Professor Garry Stewart, Director of Assemblage, is preparing for his final performances as Artistic Director of ADT, while other Flinders success stories include alumni filmmakers winning Helpmann Academy funding, and Dr Nicolas Hart being named a Fellow of ESSA.
Stewart prepares for his last dance
The Director of Assemblage, Professor Garry Stewart, has been listed in the latest edition of Routledge’s Fifty Contemporary Choreographers, a compendium of the world’s leading contemporary dance choreographers. He was also listed in the previous edition.
At the end of this year, Professor Stewart will depart his role as Artistic Director of Australian Dance Theatre after 22 years of service. His final work will be a remount of G, his audacious deconstruction of the classical ballet Giselle. Performances take place at Her Majesty’s Theatre, from 25-29 November. Immediately following this, he will commence work on a dance and robotics project with Professor John Spoehr at Line Zero.

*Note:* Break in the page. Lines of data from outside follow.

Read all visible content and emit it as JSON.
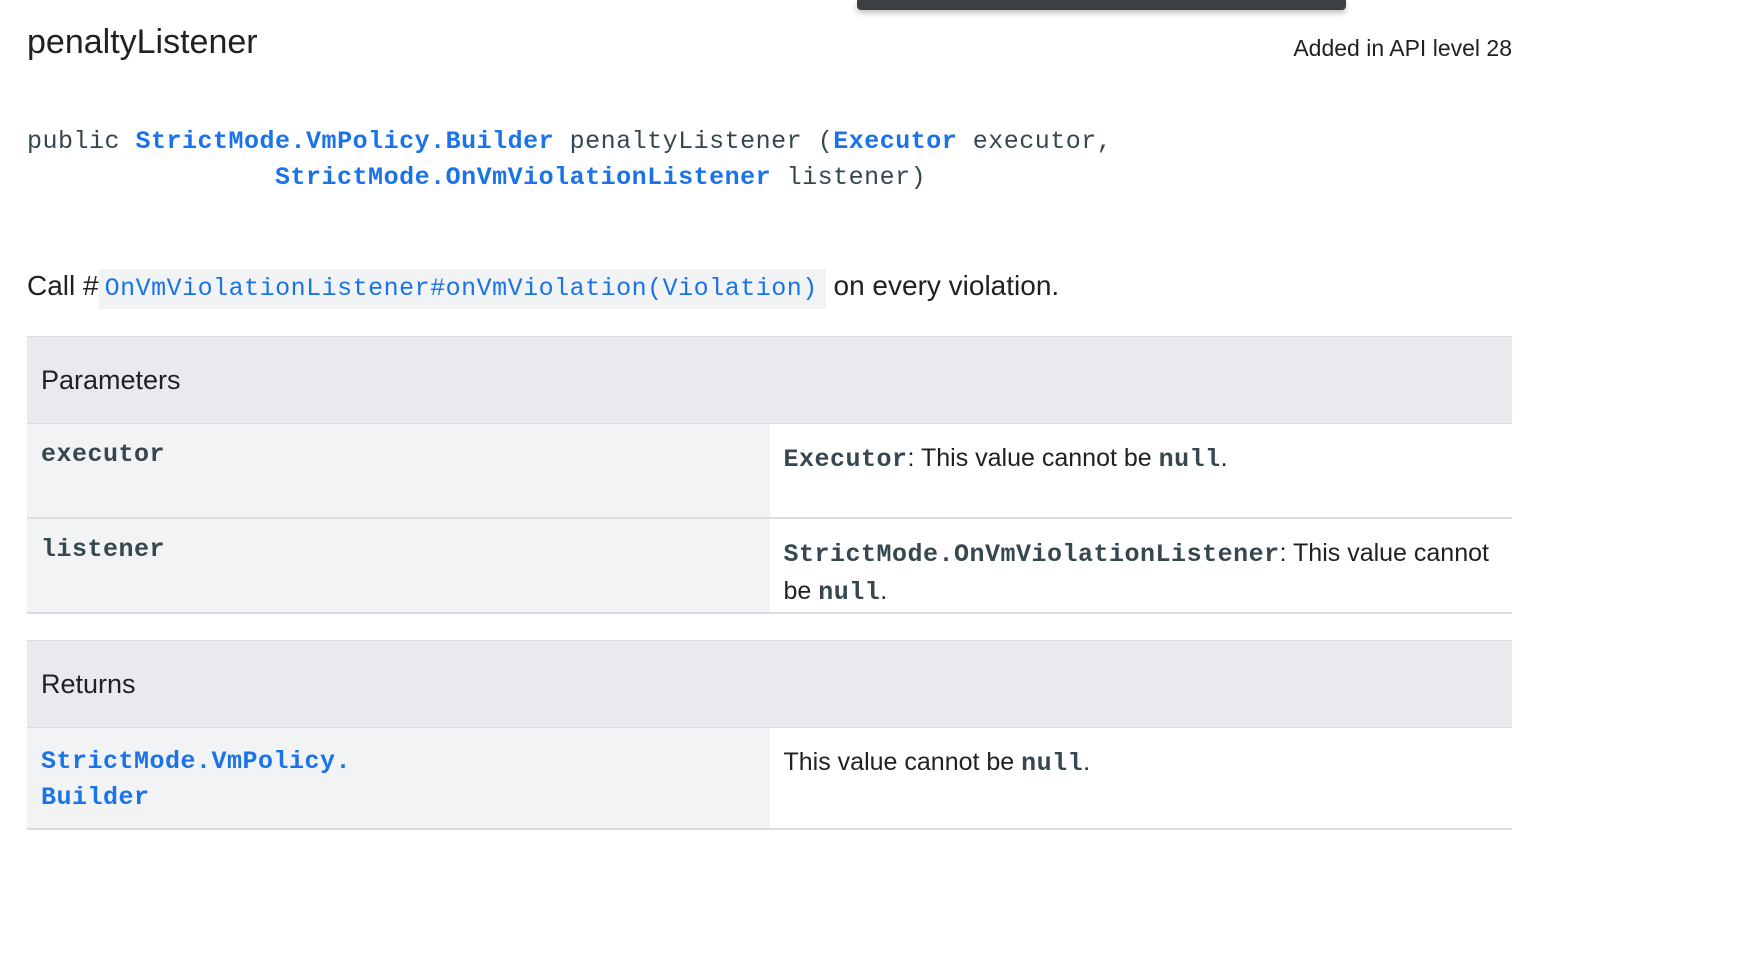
{
  "tooltip_bar_color": "#3c4043",
  "header": {
    "title": "penaltyListener",
    "api_level": "Added in API level 28"
  },
  "signature": {
    "keyword": "public",
    "return_type": "StrictMode.VmPolicy.Builder",
    "method_name": "penaltyListener",
    "open_paren": "(",
    "param1_type": "Executor",
    "param1_name": "executor,",
    "param2_type": "StrictMode.OnVmViolationListener",
    "param2_name": "listener)"
  },
  "description": {
    "prefix": "Call #",
    "link_text": "OnVmViolationListener#onVmViolation(Violation)",
    "suffix": "on every violation."
  },
  "parameters": {
    "heading": "Parameters",
    "rows": [
      {
        "name": "executor",
        "type": "Executor",
        "text": ": This value cannot be ",
        "null": "null",
        "period": "."
      },
      {
        "name": "listener",
        "type": "StrictMode.OnVmViolationListener",
        "text": ": This value cannot be ",
        "null": "null",
        "period": "."
      }
    ]
  },
  "returns": {
    "heading": "Returns",
    "type_line1": "StrictMode.VmPolicy.",
    "type_line2": "Builder",
    "text": "This value cannot be ",
    "null": "null",
    "period": "."
  },
  "colors": {
    "link": "#1a73e8",
    "header_bg": "#e8eaed",
    "name_cell_bg": "#f1f3f4",
    "code_text": "#37474f"
  }
}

Hart earns Sport Science honour
Dr Nicolas Hart, who is a new Matthew Flinders Fellow and Deputy Lead of the Cancer Survivorship Program within the Caring Futures Institute, has been named Fellow of ESSA (Exercise and Sport Science Australia).
Dr Hart has been an ESSA member for almost 15 years and has represented exercise science nationally and internationally, exemplifying high levels of achievement across the clinical, industry, academic and service pathways of ESSA. He was named ESSA’s 2014 Exercise Scientist of the Year and subsequently received ESSA’s inaugural Clinical Exercise Physiology Research Grant in 2015 that helped launch the next stage of his career in exercise oncology.
“Dr Hart is deeply committed to ESSA and the industry and his distinguished engagement spans across community, sport and clinical settings. His dedication, passion and pride in ESSA and this industry is outstanding,” says ESSA Chief Executive Officer, Anita Hobson-Powell.
“The awarding of an ESSA Fellowship allows us to recognise a long-standing member that has made a significant impact on the exercise and sports science industry and has continued to provide their support and dedication to the association.”
This honour for Dr Hart is especially timely, as Flinders is currently going through the accreditation process for a new clinical exercise physiologist course with ESSA.
Emerging filmmakers win Creative Innovator funding
Flinders University graduates Alexander Salkicevic and Bryce Kraehenbuehl received $20,000 in seed funding from the Helpmann Academy Creative Innovator Program for their film production business, Two Up Films, after impressing the pitch panel with their innovative business model. In addition to funding, they will also receive a placement at the Incubator Space at Flinders University New Venture Institute.
The duo say their funding will be used to completely finance the production of their first low-budget horror feature film, made in Adelaide, and will pay for cast members, crew members, locations and equipment.
Salkicevic and Kraehenbuehl say they are the first production team in Australia to make micro-budget horror films (films that cost less than $500,000 to produce) with the intent to make a return on investment to fund future projects. The Helpmann Academy funding will kickstart the cycle of their business model, through selling the feature to distributors and using money from the sale to fund their next project.
Payton to deliver history lecture
Professor Philip Payton will deliver the History Council of South Australia’s Annual Regional Lecture about his new book Vice-Regal: A History of the Governors of South Australia, recently published by Wakefield Press. Professor Payton will explain that the Governors – and their wives – have played pivotal roles in the development of South Australia. Sometimes idiosyncratic and often forceful characters, with the occasional whiff of scandal, these Governors and their families have added immeasurably to the colourful history of the State.
The lecture, at the Bridgeport Hotel, Murray Bridge from 6pm-7.30pm on Wednesday 1 December, is being hosted in conjunction with the Rural City of Murray Bridge, the Murray Bridge Historical Society, and Wakefield Press, with admission free (but registration compulsory) and nibbles and a drink provided. Copies of Philip’s book are available here, or to register for the event on 1 December, follow the Eventbrite link here.
Afghan plight named best youth film in Asia Pacific
Australian/Afghanistan co-production When Pomegranates Howl, from Flinders University graduate Granaz Moussavi, has been nominated for Best Youth Film at the 2021 Asia Pacific Screen Awards.
Written and directed by Granaz Moussavi (My Tehran for Sale), this unforgettable anti-war drama was shot in Afghanistan. It follows Hewad, an irrepressible nine-year old boy who hustles on the streets of Kabul, selling everything from pomegranate juice to protection from the evil eye.
Partly funded by the Adelaide Film Festival and post-produced in Adelaide, When Pomegranates Howl is the latest film from Moussavi, who immigrated to Australia from Tehran with her family in the late 1990s. Since then, she has distinguished herself as a contemporary poet, film director and screenwriter.
Distributed in Australia by Bonsai Films, this poignant feature will next be seen at the 2021 Sydney Film Festival, along with a late-November preview season in Sydney and Canberra, before having a select theatrical release in the first quarter of 2022.